And so, leaving the ladies to their moonlit laying, there’s just one thing left to do – head back to the bar for a lime. 

Getting there Fly from London Gatwick to Tobago from approx £415pp with Monarch Airlines.  

When to go: The best time to visit Trinidad and Tobago is from January to May when you can avoid the daily rains. If you don’t mind the odd shower though, the rest of the year is cheaper, as hotels lower their rates during rainy season. Year-round temperatures stay around 26-27°C.

Currency: £1 = 9.8 TTD (Trinidad and Tobago Dollar)

Accommodation: A seven-night stay with breakfast at Tobago’s Magdalena Grand (magdalenagrand.com), plus return Monarch flights from London Gatwick, costs from £705pp, while the more basic Toucan Inn costs from £597pp. Rooms at Coblentz Inn Boutique Hotel (coblentzinn.com), in Trinidad capital Port of Spain, cost from £120pn. Rooms at Le Grande Almandier Guest House (legrandealmandier.com), ideal for turtle nesting excursions, cost from £80pn. Book with Golden Holidays (golden-holidays.co.uk).

See: gotrinidadandtobago.com

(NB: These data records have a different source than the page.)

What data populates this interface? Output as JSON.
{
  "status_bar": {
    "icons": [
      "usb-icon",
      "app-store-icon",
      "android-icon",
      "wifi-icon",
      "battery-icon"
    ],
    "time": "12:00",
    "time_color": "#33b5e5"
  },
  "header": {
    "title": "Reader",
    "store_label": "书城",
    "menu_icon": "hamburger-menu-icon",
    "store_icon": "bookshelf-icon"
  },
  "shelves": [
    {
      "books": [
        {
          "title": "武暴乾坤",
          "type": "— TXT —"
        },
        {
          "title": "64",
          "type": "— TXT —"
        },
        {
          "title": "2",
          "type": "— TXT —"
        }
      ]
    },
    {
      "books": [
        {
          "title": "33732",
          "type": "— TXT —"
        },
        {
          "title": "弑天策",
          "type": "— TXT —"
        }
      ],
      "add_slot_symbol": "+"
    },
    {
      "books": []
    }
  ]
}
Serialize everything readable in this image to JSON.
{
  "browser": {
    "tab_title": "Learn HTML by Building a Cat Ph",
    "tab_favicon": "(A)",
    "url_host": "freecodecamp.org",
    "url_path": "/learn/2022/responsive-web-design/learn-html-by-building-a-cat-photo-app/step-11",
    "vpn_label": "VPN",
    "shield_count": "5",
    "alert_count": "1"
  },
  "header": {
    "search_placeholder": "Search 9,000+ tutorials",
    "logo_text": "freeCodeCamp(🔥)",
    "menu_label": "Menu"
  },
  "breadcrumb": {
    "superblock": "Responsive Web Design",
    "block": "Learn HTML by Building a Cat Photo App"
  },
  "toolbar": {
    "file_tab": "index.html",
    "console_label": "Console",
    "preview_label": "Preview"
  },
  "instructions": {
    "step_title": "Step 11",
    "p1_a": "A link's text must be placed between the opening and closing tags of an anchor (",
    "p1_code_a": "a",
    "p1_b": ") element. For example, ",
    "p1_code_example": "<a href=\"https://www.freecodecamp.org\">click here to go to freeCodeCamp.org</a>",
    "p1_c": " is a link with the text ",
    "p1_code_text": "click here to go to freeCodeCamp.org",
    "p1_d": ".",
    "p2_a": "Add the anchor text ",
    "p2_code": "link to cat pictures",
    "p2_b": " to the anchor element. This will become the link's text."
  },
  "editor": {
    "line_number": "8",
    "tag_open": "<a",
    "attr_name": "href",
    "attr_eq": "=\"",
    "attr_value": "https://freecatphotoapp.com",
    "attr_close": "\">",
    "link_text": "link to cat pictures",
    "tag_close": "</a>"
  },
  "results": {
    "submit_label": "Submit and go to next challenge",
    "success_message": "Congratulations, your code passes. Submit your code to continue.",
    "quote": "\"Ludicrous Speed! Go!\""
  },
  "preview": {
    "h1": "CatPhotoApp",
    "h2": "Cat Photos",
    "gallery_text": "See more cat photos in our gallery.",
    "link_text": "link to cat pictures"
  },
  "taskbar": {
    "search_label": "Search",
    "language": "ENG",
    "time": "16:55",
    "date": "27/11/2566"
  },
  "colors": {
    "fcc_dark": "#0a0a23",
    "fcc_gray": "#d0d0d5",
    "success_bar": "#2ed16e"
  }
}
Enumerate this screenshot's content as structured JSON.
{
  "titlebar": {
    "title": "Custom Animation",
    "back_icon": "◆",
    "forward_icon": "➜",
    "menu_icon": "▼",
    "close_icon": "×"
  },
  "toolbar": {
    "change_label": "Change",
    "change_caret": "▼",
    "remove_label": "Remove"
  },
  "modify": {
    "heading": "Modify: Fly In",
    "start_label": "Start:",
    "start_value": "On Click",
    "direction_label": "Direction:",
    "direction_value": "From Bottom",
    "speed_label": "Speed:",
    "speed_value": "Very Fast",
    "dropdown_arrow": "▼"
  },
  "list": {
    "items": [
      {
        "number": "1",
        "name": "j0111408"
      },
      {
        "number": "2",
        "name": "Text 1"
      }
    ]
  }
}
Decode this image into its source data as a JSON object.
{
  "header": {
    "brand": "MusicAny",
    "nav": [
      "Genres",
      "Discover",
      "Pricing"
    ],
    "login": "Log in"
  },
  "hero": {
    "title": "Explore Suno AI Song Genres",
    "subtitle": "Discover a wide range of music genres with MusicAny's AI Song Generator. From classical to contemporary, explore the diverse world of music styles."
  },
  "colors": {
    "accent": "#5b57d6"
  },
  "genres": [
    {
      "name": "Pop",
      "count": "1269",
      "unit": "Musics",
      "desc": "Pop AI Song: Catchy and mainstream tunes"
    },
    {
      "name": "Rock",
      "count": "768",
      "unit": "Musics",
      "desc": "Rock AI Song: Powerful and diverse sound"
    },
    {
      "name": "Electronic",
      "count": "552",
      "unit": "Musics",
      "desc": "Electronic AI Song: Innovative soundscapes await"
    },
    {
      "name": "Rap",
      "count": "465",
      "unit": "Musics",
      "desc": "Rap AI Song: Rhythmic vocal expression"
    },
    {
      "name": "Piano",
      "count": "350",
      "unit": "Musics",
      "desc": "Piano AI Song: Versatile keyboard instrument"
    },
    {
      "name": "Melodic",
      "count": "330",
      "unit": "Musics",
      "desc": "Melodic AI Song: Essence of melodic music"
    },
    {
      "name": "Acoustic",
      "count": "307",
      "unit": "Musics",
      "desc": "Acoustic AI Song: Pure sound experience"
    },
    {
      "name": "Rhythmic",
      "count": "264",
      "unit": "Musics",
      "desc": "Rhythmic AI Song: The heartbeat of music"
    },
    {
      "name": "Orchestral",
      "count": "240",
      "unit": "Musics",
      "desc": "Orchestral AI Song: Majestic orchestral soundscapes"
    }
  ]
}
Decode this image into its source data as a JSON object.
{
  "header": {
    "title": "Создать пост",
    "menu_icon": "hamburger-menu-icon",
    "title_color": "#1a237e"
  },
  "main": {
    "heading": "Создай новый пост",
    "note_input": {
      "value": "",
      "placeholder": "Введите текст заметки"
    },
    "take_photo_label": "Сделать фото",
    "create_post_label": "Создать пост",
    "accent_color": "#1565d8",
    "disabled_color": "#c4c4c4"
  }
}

Photos: Thinkstock; Facebook; Island Experiences Tours; Andrew Westbrook